SOURCE DATA below:

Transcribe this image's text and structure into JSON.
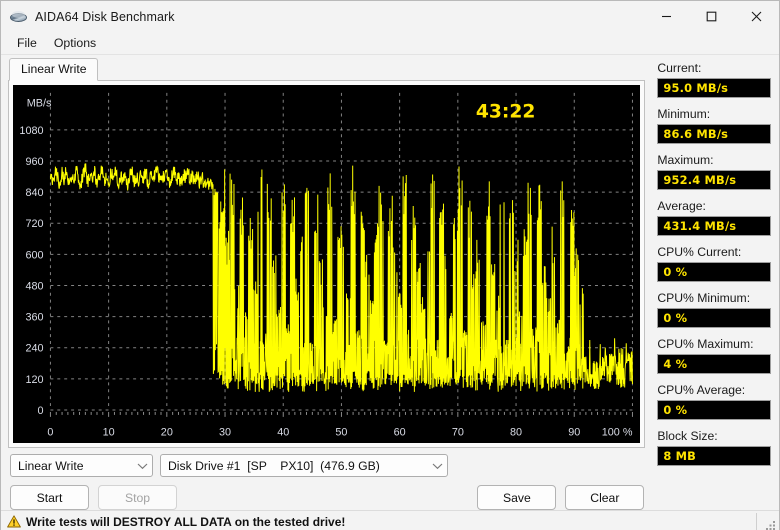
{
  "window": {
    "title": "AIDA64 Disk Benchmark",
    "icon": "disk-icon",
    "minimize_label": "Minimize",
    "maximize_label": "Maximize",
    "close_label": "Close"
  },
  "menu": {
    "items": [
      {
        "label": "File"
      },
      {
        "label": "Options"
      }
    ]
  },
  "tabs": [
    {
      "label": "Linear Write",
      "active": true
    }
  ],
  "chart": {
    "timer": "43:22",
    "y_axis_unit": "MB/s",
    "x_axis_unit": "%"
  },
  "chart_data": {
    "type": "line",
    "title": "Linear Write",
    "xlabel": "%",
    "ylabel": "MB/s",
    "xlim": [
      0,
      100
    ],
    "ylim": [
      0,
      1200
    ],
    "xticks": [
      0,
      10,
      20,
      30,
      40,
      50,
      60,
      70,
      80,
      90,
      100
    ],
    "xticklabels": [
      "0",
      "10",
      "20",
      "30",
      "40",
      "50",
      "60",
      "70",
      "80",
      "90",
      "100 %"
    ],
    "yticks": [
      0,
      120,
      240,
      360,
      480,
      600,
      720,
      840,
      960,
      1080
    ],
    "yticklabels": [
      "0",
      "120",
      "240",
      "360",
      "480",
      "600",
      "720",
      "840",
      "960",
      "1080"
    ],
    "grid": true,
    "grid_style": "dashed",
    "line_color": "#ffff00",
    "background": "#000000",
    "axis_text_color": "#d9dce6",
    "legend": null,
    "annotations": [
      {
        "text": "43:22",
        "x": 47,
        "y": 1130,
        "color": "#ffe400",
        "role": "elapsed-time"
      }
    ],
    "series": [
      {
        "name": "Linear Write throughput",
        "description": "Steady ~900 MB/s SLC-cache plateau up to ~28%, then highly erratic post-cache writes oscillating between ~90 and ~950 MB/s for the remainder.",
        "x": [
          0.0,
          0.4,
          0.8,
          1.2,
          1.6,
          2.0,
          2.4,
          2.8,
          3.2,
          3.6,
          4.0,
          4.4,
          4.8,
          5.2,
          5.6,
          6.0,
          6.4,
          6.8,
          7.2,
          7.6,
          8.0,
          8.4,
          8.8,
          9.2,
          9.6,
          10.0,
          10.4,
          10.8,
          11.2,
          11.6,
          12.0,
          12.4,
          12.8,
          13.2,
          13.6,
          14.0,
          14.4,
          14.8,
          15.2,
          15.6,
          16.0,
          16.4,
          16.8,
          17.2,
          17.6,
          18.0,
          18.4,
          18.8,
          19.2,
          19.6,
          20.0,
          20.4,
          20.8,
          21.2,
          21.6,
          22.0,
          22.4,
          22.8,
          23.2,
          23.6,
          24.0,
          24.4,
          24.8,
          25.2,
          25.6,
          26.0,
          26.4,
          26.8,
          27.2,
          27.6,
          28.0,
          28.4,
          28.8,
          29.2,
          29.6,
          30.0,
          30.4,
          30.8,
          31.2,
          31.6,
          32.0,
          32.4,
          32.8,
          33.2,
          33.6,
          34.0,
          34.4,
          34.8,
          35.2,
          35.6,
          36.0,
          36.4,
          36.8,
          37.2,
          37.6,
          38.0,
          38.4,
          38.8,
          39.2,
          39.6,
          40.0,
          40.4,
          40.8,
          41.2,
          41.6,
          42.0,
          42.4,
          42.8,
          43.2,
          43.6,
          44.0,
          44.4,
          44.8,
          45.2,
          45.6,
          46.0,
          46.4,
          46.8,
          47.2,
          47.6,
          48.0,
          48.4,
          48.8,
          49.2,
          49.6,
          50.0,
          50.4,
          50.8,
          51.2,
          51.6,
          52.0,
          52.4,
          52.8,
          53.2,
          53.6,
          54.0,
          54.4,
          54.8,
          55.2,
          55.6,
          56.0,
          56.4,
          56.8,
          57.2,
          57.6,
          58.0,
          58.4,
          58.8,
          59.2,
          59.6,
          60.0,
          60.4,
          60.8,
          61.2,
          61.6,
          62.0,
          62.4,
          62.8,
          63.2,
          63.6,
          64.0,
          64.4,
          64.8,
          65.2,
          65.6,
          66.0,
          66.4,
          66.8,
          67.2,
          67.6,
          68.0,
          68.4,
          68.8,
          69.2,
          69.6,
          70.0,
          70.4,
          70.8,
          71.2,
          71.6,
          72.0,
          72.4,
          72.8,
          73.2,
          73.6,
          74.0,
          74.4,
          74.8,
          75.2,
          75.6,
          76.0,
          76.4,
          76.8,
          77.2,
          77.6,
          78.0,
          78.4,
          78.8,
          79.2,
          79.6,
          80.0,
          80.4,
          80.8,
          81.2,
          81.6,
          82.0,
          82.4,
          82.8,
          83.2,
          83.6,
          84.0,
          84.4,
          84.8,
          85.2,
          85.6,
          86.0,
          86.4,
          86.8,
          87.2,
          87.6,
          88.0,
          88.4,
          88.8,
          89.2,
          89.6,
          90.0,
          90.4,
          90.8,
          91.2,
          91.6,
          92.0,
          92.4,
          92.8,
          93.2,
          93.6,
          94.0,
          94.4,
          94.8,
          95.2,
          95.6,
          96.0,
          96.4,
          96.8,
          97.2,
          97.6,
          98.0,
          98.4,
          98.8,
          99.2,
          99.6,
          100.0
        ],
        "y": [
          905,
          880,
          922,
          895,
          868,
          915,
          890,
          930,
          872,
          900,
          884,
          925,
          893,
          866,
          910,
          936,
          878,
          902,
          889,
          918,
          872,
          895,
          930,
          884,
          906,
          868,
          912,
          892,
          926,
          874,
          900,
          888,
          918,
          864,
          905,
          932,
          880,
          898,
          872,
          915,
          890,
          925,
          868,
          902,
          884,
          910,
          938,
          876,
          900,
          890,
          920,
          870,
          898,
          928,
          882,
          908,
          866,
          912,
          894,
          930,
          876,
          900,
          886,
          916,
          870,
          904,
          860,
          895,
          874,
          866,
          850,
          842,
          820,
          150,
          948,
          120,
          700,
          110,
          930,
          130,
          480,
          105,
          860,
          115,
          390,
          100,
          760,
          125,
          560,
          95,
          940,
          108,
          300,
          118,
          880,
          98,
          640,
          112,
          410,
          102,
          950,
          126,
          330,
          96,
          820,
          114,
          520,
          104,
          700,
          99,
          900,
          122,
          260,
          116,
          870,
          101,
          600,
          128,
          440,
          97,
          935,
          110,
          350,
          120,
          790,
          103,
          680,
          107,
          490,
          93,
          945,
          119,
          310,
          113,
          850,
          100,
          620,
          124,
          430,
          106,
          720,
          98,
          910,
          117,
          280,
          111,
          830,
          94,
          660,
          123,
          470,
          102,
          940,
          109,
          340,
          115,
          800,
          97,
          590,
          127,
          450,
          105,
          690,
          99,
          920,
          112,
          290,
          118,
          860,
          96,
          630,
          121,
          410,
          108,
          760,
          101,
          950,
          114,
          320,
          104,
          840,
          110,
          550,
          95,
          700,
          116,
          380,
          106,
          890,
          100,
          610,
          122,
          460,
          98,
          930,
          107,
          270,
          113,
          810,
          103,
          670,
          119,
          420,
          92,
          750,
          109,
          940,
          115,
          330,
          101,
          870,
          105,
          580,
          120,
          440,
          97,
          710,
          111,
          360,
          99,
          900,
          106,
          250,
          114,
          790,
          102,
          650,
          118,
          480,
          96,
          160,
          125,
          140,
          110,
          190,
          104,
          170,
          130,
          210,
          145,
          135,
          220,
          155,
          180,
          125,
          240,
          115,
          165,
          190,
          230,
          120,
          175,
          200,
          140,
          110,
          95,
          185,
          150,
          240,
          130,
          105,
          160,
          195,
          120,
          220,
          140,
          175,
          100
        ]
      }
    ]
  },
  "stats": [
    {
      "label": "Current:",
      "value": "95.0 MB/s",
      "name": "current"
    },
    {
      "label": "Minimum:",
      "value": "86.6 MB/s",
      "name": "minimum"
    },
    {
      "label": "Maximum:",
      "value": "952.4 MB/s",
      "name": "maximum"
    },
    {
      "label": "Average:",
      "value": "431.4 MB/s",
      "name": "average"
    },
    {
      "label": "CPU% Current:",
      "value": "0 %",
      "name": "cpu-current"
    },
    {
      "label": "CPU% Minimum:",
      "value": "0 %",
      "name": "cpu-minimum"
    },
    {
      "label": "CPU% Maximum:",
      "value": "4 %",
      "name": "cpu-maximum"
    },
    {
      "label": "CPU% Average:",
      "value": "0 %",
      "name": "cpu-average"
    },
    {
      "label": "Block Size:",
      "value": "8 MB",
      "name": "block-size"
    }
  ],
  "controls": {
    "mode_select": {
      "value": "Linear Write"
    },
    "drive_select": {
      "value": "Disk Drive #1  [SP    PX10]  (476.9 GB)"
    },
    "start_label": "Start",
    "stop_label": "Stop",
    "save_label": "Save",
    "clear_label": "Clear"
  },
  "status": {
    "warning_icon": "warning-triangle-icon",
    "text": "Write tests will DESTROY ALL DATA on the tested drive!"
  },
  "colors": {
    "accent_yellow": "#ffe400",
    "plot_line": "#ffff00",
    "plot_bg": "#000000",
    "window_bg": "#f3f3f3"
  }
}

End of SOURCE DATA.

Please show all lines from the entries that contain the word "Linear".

### EXPECTED OUTPUT
      "label": "Linear Write",
    "title": "Linear Write",
        "name": "Linear Write throughput",
      "value": "Linear Write"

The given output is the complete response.